■ **WHAT NEEDS TO BE DONE**
Line by line, repeat all the material exactly as it appears.

■ **ENTRIES SUPPLIED**
-=-=-
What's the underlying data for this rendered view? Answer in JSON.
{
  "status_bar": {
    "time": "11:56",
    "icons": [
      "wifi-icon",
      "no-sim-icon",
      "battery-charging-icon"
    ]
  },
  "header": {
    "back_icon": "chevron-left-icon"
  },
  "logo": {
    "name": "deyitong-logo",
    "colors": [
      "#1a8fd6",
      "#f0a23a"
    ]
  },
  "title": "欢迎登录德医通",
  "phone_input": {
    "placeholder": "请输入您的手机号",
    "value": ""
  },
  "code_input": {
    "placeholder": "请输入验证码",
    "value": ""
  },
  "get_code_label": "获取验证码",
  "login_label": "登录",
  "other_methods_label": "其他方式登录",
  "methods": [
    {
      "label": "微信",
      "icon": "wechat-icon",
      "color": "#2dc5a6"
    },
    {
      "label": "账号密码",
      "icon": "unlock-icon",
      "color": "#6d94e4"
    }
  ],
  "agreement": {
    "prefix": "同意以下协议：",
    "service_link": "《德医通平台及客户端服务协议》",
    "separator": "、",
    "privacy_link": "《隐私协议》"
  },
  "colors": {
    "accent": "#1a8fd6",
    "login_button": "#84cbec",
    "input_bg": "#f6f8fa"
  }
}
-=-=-
■ **SOLUTION**
What's the underlying data for this rendered view? Answer in JSON.
{
  "status_bar": {
    "time": "11:56",
    "icons": [
      "wifi-icon",
      "no-sim-icon",
      "battery-charging-icon"
    ]
  },
  "header": {
    "back_icon": "chevron-left-icon"
  },
  "logo": {
    "name": "deyitong-logo",
    "colors": [
      "#1a8fd6",
      "#f0a23a"
    ]
  },
  "title": "欢迎登录德医通",
  "phone_input": {
    "placeholder": "请输入您的手机号",
    "value": ""
  },
  "code_input": {
    "placeholder": "请输入验证码",
    "value": ""
  },
  "get_code_label": "获取验证码",
  "login_label": "登录",
  "other_methods_label": "其他方式登录",
  "methods": [
    {
      "label": "微信",
      "icon": "wechat-icon",
      "color": "#2dc5a6"
    },
    {
      "label": "账号密码",
      "icon": "unlock-icon",
      "color": "#6d94e4"
    }
  ],
  "agreement": {
    "prefix": "同意以下协议：",
    "service_link": "《德医通平台及客户端服务协议》",
    "separator": "、",
    "privacy_link": "《隐私协议》"
  },
  "colors": {
    "accent": "#1a8fd6",
    "login_button": "#84cbec",
    "input_bg": "#f6f8fa"
  }
}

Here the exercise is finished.